Michigan Bans Employers From Requesting Facebook Password
Michigan recently became the latest state to protect employees’ social media presence. This week, Gov. Rick Snyder signed a bill forbidding employers from requesting passwords to social media accounts, or for penalizing employees for not granting such access. The law states that ”potential employees… should be judged on their skills and abilities, not private online activity.” Violation is punishable by a $1000 fine and up to 93 days in prison.
Michigan joins four other states with similar legislation: Maryland, Delaware, Illinois, and California.
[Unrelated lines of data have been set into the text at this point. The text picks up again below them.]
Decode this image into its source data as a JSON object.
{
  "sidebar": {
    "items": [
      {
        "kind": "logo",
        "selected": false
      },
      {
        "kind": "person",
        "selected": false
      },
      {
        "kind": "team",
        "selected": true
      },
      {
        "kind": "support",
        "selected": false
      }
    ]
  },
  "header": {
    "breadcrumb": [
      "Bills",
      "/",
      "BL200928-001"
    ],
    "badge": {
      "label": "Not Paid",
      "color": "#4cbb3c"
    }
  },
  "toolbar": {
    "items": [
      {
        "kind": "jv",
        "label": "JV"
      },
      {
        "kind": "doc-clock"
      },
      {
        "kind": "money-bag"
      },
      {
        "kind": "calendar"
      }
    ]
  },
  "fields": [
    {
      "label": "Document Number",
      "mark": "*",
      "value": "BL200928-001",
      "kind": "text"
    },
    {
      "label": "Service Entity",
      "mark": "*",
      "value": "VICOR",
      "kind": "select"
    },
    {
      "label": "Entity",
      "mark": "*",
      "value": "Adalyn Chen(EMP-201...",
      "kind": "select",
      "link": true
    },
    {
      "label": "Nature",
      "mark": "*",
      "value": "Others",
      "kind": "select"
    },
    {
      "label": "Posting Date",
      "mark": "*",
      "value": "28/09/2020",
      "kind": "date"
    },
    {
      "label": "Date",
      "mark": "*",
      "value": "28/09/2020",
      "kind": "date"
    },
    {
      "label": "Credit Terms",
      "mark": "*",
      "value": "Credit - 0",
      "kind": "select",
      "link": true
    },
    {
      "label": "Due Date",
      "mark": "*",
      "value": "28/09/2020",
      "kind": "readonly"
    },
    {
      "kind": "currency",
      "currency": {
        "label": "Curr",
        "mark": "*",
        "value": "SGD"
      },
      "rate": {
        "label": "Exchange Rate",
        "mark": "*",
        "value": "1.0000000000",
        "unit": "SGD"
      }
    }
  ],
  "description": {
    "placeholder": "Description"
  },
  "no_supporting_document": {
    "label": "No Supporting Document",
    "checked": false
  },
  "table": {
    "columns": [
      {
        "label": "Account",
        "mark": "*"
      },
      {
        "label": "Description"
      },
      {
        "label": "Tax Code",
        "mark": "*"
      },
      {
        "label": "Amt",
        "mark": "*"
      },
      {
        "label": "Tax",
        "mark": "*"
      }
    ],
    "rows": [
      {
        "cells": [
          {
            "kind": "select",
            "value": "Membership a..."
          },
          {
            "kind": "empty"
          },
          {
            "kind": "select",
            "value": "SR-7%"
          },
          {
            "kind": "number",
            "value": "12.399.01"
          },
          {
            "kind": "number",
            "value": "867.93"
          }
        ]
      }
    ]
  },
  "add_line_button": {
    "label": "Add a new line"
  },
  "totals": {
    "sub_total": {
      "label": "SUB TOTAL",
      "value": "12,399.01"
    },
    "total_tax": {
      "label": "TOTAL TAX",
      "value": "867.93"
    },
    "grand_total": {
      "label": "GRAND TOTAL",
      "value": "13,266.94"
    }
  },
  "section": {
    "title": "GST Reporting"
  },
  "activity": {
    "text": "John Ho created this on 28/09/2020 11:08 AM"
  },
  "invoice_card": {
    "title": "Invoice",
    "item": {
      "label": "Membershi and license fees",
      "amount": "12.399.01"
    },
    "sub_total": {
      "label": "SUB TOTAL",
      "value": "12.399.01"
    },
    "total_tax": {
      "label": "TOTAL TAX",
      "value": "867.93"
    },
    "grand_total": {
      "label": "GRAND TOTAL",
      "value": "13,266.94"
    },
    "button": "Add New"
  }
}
The measure also applies to students.
The practice had become so common, that Facebook actually issued a statement condemning it and threatening legal action.
While laws are belatedly catching up in this arena, it’s still best to ere on the side of caution and just be careful with what you can post online and who can see it.
Also, no matter how many protections are applied, it’s likely that actions and statements that demonstrably affect how a person can perform their job will always be legal grounds for discipline or dismissal.
What do you think? Should more states follow Michigan’s lead?